A turkey? A person who has had a bit too much to drink? A spinning top?
Well, it might be all those things, but in California law, a “wobbler” refers to an offense that may be charged and punished as a felony or a misdemeanor. There are literally hundreds of wobbler offenses on the California law books. Although the Penal (criminal) Code lists the most wobblers, these offenses are also found in other codes, such as the Business and Professions Code, the Health and Safety Code, the Professions Code, the Vehicle Code, the Commercial Code, and the Family Law Code. A wobbler provides for punishment by incarceration in state prison (a felony) or in county jail (a misdemeanor).

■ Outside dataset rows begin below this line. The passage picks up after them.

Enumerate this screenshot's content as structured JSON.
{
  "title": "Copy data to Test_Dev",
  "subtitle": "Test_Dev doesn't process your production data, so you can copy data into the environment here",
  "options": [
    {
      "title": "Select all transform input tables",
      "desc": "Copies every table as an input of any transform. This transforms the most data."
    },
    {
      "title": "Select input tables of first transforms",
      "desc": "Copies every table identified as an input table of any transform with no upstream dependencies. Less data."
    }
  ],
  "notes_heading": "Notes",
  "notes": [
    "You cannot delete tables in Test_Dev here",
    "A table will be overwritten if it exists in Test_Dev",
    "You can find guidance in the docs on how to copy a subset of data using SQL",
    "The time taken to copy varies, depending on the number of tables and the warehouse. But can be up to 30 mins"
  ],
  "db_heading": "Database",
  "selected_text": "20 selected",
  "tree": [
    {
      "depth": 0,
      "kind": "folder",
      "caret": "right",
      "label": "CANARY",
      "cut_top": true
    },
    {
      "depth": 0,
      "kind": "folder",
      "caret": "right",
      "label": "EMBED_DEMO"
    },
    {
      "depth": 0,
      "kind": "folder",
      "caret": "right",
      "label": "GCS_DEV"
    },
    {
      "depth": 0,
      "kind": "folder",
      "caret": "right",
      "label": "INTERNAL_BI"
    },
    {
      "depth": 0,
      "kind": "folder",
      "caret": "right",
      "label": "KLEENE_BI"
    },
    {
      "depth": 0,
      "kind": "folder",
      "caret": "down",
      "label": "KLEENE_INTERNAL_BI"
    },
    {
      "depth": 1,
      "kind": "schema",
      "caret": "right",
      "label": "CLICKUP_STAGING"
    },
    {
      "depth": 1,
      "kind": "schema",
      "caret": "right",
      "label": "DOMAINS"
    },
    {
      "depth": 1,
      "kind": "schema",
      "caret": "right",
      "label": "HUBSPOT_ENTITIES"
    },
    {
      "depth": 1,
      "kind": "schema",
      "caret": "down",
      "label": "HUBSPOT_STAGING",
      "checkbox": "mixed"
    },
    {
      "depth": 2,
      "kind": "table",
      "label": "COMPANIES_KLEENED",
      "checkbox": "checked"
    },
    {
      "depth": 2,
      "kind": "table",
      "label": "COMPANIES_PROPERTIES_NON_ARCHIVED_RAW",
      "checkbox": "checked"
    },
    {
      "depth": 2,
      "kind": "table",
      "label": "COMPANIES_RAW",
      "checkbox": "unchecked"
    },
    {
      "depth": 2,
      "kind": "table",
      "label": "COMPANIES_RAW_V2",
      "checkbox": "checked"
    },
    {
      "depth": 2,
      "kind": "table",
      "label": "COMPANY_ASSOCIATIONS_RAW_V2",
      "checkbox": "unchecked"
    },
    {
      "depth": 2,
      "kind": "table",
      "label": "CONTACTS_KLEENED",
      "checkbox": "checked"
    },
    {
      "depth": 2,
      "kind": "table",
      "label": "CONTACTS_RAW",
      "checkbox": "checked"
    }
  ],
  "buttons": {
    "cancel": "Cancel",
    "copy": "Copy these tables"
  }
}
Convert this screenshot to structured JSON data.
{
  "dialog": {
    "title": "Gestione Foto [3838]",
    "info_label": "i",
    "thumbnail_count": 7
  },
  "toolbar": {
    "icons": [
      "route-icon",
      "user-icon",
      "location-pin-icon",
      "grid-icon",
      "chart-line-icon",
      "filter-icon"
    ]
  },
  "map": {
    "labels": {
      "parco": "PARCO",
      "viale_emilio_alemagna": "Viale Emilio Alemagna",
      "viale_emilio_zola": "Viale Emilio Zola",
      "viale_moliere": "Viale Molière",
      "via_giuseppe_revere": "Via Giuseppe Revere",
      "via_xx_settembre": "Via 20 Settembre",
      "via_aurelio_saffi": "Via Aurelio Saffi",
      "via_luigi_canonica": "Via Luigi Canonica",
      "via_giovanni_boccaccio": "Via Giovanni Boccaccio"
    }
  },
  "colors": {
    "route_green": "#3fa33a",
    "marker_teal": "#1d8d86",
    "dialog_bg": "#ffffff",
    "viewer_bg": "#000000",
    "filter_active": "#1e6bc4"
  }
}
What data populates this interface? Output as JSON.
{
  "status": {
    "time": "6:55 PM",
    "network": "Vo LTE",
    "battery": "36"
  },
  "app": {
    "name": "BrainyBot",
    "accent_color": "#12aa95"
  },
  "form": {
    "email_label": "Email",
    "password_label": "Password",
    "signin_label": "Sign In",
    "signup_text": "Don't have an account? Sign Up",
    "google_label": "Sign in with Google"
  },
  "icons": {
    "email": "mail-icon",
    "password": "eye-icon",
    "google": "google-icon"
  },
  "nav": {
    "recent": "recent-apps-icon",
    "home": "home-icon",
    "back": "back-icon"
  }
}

For example, a charge of assault with a deadly weapon other than a firearm under Penal Code section 245 is punishable by either two, three, or four years imprisonment in state prison or incarceration in county jail for six months to one year. It’s important to keep in mind that even though the punishment calls for incarceration, that does not mean that if the defendant is convicted he or she will go to jail or prison. Even if convicted, and depending on the circumstances of the crime, the court will often “stay” or “suspend imposition” of a sentence and grant the defendant probation or some other alternative sentence.